● WORK TASK
Look through the listing underneath for "Gigabit", and copy every line that has it.

---------------

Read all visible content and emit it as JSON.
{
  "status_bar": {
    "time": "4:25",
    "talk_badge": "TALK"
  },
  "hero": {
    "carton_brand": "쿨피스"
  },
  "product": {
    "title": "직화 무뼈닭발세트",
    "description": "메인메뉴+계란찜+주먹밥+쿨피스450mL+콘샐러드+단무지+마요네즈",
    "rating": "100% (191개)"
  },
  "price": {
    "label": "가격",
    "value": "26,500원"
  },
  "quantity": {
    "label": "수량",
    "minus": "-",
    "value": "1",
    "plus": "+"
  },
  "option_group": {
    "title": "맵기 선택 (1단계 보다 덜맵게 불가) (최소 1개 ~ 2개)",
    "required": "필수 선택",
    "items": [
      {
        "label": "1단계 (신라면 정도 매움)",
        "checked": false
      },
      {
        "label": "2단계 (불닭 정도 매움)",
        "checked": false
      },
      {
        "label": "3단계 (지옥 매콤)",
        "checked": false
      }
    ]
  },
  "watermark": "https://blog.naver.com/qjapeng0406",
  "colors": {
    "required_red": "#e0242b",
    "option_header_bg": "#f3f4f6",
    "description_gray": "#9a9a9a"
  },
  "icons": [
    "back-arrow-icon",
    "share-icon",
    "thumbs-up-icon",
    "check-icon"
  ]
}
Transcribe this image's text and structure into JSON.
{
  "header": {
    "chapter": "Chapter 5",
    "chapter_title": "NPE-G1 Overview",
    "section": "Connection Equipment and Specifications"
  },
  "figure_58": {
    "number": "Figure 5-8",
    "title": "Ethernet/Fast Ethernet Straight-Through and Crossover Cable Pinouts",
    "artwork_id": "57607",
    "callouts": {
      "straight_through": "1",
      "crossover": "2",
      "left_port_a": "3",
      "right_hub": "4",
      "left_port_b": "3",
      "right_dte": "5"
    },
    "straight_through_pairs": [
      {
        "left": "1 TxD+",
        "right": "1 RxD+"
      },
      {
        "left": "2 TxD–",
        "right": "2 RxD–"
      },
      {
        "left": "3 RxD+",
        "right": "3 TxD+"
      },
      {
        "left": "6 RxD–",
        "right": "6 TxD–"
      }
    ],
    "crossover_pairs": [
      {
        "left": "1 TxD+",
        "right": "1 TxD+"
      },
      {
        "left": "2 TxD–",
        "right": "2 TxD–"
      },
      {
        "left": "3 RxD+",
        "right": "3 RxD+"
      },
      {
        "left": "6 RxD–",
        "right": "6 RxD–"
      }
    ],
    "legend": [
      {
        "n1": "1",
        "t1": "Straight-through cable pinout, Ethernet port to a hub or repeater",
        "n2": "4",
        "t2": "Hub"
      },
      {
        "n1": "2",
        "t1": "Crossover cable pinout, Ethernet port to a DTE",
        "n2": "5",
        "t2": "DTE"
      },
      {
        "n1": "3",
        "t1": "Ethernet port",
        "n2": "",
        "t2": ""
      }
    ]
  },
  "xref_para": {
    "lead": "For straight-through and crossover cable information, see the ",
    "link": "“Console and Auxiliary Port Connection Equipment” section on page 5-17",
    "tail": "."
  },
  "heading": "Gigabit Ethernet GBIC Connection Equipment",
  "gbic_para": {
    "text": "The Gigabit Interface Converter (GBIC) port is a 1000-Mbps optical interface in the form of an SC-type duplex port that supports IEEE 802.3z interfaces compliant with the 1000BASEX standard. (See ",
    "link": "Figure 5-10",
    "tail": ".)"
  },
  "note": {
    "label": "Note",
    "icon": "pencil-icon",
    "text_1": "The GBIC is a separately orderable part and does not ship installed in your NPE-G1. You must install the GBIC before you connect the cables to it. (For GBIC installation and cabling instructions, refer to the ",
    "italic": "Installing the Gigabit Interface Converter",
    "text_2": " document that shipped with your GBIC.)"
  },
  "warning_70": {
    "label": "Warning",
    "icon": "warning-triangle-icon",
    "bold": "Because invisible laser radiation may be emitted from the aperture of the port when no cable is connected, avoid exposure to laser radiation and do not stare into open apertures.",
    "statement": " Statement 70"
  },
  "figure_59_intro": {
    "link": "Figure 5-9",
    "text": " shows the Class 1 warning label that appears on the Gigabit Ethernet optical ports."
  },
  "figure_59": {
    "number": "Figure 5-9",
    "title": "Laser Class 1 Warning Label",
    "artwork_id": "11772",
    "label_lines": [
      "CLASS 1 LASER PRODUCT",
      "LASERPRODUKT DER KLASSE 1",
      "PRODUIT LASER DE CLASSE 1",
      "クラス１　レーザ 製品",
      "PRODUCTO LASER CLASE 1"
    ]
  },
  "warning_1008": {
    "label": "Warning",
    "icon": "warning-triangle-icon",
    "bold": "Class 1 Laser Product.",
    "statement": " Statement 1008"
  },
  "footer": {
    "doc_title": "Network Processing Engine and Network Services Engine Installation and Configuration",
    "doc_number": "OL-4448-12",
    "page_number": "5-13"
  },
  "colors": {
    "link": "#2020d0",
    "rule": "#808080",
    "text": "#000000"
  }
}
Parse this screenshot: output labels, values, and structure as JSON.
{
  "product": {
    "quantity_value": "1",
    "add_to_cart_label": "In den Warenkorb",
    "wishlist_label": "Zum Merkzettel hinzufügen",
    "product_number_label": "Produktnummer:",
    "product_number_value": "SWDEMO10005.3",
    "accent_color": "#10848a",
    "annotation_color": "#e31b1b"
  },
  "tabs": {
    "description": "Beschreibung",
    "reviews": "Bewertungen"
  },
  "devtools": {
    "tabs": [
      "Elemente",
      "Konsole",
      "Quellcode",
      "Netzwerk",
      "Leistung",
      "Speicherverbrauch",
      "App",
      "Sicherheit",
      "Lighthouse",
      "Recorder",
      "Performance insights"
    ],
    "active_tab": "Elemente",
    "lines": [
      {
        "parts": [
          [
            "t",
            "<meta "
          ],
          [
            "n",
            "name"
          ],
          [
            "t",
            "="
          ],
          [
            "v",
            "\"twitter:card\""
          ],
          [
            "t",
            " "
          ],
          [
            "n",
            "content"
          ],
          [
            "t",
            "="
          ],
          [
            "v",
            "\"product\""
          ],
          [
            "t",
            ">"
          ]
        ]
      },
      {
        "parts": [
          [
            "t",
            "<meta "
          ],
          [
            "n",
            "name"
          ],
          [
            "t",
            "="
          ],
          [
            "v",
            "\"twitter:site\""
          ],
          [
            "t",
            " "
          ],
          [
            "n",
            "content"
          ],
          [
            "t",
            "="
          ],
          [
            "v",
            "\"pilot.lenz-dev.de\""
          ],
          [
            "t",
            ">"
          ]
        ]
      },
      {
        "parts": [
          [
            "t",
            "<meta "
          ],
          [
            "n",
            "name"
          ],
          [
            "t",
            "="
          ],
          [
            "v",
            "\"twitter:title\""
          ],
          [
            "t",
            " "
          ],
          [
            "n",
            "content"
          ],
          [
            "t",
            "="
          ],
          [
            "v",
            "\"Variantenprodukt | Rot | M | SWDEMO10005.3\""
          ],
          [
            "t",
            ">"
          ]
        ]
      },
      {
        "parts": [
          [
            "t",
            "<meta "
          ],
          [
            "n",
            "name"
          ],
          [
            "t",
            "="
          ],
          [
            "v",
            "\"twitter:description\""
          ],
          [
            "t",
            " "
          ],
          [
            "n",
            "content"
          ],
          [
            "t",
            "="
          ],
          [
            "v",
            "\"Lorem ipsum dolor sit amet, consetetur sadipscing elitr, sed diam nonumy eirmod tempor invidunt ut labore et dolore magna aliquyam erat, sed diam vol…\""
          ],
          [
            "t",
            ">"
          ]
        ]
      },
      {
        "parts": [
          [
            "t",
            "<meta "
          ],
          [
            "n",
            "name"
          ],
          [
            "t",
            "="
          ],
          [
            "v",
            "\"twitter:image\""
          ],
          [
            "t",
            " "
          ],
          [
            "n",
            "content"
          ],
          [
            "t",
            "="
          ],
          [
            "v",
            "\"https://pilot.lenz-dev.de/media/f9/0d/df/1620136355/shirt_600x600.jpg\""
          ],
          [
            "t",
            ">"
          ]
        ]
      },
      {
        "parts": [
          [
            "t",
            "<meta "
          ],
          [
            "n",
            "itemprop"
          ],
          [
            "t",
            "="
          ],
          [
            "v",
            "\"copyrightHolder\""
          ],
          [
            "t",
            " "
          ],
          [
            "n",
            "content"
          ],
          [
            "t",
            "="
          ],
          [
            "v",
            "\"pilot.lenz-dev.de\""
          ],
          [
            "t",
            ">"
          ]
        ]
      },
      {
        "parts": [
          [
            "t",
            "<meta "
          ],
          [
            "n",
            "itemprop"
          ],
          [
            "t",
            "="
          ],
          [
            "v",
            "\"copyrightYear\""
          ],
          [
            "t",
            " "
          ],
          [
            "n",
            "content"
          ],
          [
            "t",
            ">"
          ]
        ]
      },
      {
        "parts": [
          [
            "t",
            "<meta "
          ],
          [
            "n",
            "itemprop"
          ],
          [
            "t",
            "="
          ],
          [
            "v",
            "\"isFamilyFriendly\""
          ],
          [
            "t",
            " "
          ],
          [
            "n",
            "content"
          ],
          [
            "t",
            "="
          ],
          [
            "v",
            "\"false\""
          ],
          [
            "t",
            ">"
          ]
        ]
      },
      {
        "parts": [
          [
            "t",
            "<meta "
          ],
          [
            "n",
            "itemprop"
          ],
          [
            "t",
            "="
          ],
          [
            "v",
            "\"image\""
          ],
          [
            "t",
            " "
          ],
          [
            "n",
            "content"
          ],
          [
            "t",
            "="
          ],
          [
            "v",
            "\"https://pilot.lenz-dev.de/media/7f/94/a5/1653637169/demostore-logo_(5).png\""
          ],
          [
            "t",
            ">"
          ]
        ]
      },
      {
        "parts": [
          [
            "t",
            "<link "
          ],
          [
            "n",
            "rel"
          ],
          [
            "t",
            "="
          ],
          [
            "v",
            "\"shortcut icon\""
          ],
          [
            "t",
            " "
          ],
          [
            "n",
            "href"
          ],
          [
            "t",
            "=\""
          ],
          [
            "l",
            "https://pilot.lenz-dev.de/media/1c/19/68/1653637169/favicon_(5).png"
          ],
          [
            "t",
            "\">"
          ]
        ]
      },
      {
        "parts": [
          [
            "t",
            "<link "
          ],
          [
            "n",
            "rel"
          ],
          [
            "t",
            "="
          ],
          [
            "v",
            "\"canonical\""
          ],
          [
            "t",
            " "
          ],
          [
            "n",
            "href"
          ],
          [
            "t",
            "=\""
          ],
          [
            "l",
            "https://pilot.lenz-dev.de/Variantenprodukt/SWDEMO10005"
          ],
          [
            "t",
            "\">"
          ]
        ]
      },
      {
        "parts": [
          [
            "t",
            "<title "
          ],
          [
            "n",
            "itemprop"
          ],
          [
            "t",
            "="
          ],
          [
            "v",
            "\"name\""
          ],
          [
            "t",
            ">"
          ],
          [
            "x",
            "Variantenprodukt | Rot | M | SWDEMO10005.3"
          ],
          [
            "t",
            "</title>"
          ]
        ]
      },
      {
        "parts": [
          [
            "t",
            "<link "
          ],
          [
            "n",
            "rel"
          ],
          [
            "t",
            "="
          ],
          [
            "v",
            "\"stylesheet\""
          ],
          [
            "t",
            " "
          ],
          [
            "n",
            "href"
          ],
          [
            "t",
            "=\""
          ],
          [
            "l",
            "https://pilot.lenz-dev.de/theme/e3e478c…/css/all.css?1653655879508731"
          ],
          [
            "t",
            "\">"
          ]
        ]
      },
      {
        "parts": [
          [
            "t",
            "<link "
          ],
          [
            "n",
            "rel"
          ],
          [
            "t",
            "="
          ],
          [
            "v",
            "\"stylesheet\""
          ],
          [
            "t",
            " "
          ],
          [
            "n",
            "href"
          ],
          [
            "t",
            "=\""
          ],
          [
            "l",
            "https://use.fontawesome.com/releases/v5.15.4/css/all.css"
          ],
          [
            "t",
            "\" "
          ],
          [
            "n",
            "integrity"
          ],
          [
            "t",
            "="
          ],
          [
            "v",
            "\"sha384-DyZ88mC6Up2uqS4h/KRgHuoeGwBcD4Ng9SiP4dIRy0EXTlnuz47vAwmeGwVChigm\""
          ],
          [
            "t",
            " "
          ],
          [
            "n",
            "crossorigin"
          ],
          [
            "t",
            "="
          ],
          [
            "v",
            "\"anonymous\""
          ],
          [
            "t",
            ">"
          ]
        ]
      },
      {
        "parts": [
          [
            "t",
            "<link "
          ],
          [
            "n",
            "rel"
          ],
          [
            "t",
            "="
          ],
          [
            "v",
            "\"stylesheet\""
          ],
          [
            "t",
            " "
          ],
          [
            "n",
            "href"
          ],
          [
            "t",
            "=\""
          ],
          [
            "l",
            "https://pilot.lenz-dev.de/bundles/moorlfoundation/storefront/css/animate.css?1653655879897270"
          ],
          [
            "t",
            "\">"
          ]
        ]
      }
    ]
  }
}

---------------

● WRITTEN RESPONSE
  "heading": "Gigabit Ethernet GBIC Connection Equipment",
    "text": "The Gigabit Interface Converter (GBIC) port is a 1000-Mbps optical interface in the form of an SC-type duplex port that supports IEEE 802.3z interfaces compliant with the 1000BASEX standard. (See ",
    "italic": "Installing the Gigabit Interface Converter",
    "text": " shows the Class 1 warning label that appears on the Gigabit Ethernet optical ports."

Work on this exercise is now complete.